by Grace Gonsalves and Molly Scanlon
“‘Colored individuals who don’t belong in OUR neighborhood,’” read the Nextdoor post concerning Las Lomas student Senior Ana Manto and her friends.
They were hanging out in their car, talking and driving around on Halloween night. “My friend in the driver’s seat was making the revving sound while driving through the neighborhood although we weren’t going dangerously above the speed limit,” said Manto. A group of parents got “so startled from the sound that although we apologized, they were still aggravated because they thought we were a threat to other trick or treaters.” They parked the car, and the parents surrounded it and threatened to call the police. “We eventually fled the situation and left the car where it was parked to get the next day.” It was later that night when Ana noticed a post on Nextdoor referring to her and her friends. She said, “They implied how us “reckless” kids didn’t belong in their “white” neighborhood.”

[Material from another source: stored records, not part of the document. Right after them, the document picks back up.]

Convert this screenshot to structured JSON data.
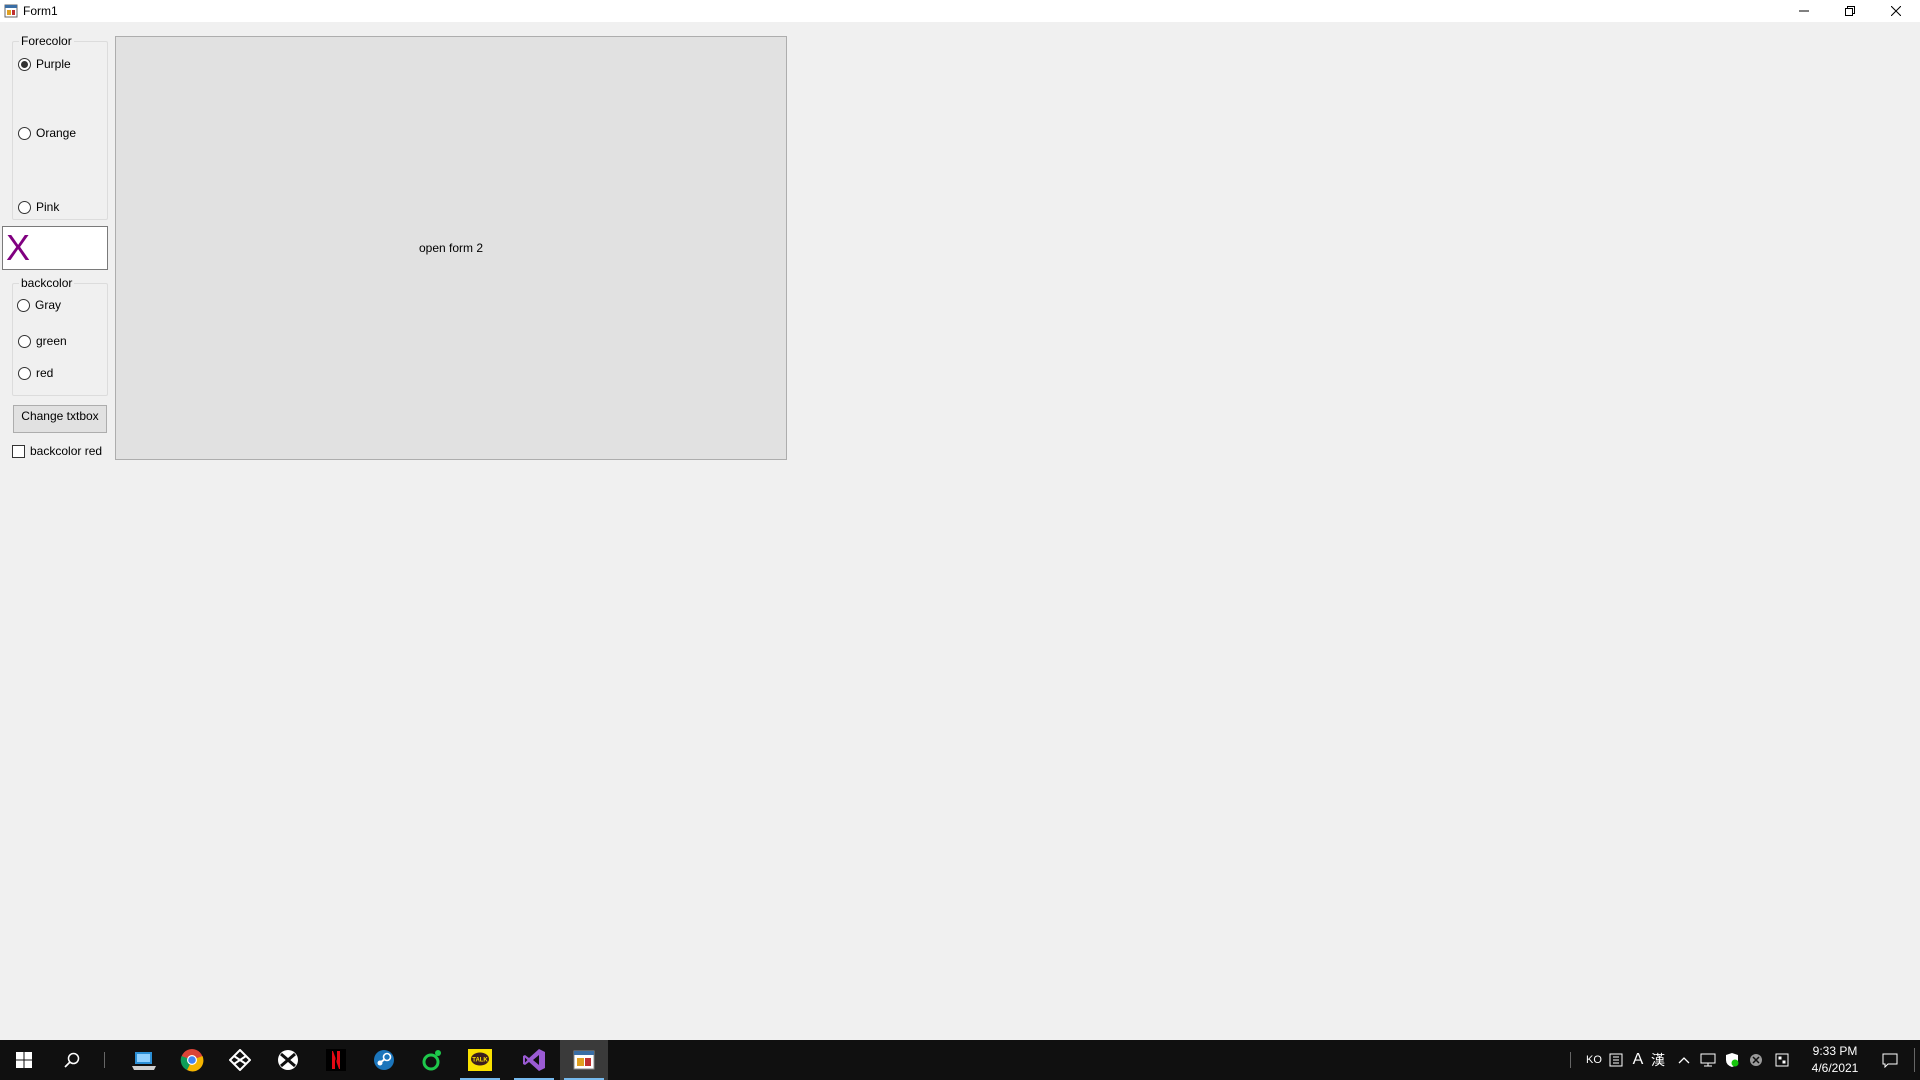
{
  "window": {
    "title": "Form1",
    "controls": {
      "minimize": "minimize-icon",
      "maximize": "restore-icon",
      "close": "close-icon"
    }
  },
  "forecolor_group": {
    "label": "Forecolor",
    "options": [
      {
        "label": "Purple",
        "checked": true
      },
      {
        "label": "Orange",
        "checked": false
      },
      {
        "label": "Pink",
        "checked": false
      }
    ]
  },
  "textbox": {
    "value": "X",
    "forecolor": "#800080"
  },
  "backcolor_group": {
    "label": "backcolor",
    "options": [
      {
        "label": "Gray",
        "checked": false
      },
      {
        "label": "green",
        "checked": false
      },
      {
        "label": "red",
        "checked": false
      }
    ]
  },
  "change_button": {
    "label": "Change txtbox"
  },
  "backcolor_checkbox": {
    "label": "backcolor red",
    "checked": false
  },
  "open_form_button": {
    "label": "open form 2"
  },
  "taskbar": {
    "apps": [
      "start-icon",
      "search-icon",
      "file-explorer-icon",
      "chrome-icon",
      "app-icon",
      "xbox-icon",
      "netflix-icon",
      "steam-icon",
      "app-green-icon",
      "kakaotalk-icon",
      "visual-studio-icon",
      "form-app-icon"
    ],
    "tray": {
      "language": "KO",
      "ime": "A",
      "hanja": "漢",
      "time": "9:33 PM",
      "date": "4/6/2021"
    }
  },
  "colors": {
    "window_bg": "#f0f0f0",
    "taskbar_bg": "#101010",
    "accent": "#76b9ed"
  }
}
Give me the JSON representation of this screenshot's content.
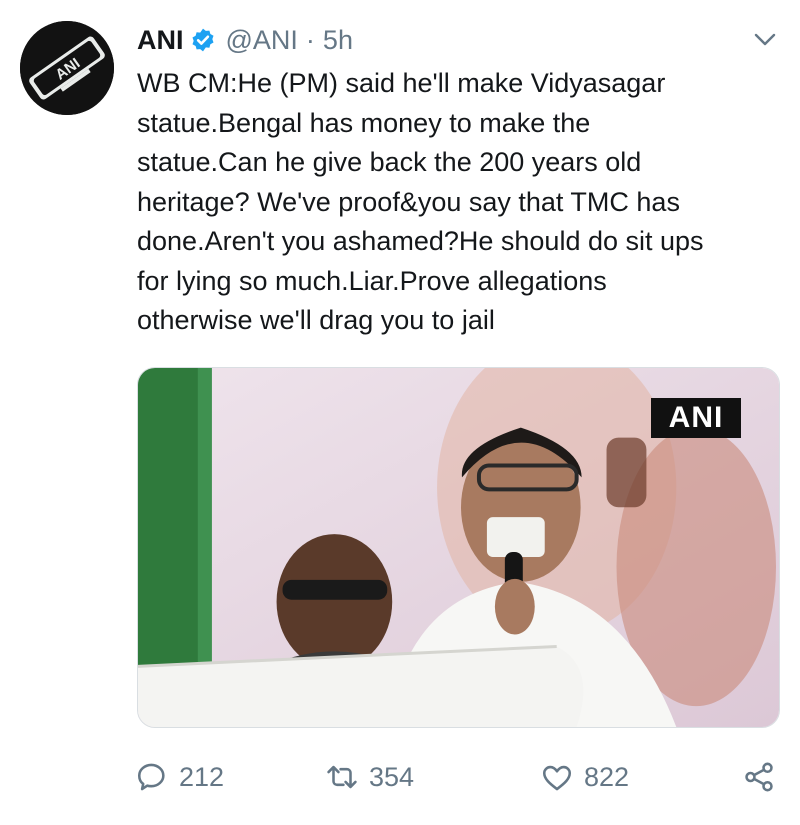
{
  "tweet": {
    "author": {
      "name": "ANI",
      "handle": "@ANI",
      "avatar_text": "ANI",
      "verified": true
    },
    "separator": "·",
    "time": "5h",
    "text_lines": [
      "WB CM:He (PM) said he'll make Vidyasagar",
      "statue.Bengal has money to make the",
      "statue.Can he give back the 200 years old",
      "heritage? We've proof&you say that TMC has",
      "done.Aren't you ashamed?He should do sit ups",
      "for lying so much.Liar.Prove allegations",
      "otherwise we'll drag you to jail"
    ],
    "media": {
      "watermark": "ANI"
    },
    "actions": {
      "reply_count": "212",
      "retweet_count": "354",
      "like_count": "822"
    }
  },
  "colors": {
    "text": "#14171a",
    "secondary": "#657786",
    "verified": "#1da1f2"
  },
  "icons": [
    "more-caret-icon",
    "verified-badge-icon",
    "reply-icon",
    "retweet-icon",
    "like-icon",
    "share-icon"
  ]
}
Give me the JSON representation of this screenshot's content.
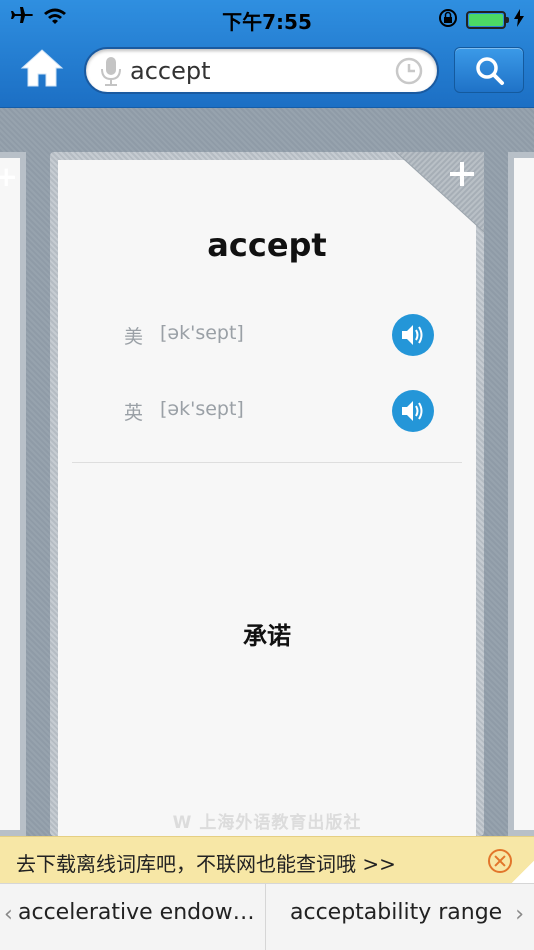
{
  "status": {
    "time": "下午7:55",
    "battery_level": 1.0,
    "battery_color": "#4cd964"
  },
  "search": {
    "value": "accept"
  },
  "card": {
    "word": "accept",
    "pronunciations": [
      {
        "region": "美",
        "phonetic": "[ək'sept]"
      },
      {
        "region": "英",
        "phonetic": "[ək'sept]"
      }
    ],
    "meaning": "承诺",
    "publisher": "上海外语教育出版社"
  },
  "banner": {
    "text": "去下载离线词库吧，不联网也能查词哦 >>"
  },
  "nav": {
    "prev": "accelerative endowm...",
    "next": "acceptability range"
  },
  "colors": {
    "accent": "#2496d8",
    "topbar": "#1c6fc4",
    "banner": "#f7e7a6"
  }
}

Racism is not uncommon in Walnut Creek, and the post concerning Manto is not the only one she has seen, “I saw a post about colored kids hanging around in a park late at night. Although they weren’t doing anything that could cause any harm, they were still being targeted through this app due to the strongly white community that they we’re in.” Another student, Junior Jessica Hallock said, “Obviously I’ve seen it online. I myself have never experienced it, but I know a few people who have.” Most Las Lomas students are not on Nextdoor as often as say Instagram or Snapchat, but there are still a lot of Las Lomas users: “I normally just check it because [of] what’s going on in the community and I know a lot of other Las Lomas kids [use it], I see them on there all the time. There’s definitely a little Las Lomas group on the app,” said Senior Graham Rossi.
Racist cyber bullying is not uncommon, and social media seems to be a perfect forum for it,“I mean all you need is a cell phone. Anyone can use it,” said Rossi. Nextdoor has particular systems in place to stop cyber bullying (see Issue 1), but they don’t prevent it from appearing in the first place, and it can take hours or days for the posts to be taken down, often after emotional or social harm has already been done. Mr. Bruce Giron from Las Lomas Administration said, “I feel that people filled with hate will spread the negativity in any way they can.”
He added, “I would hope that people would walk around with the goal..[to] minimize…the negative effects of their actions. I believe that like the butterfly effect, our actions have the ability to echo throughout the Universe. My goal is to echo positivity.”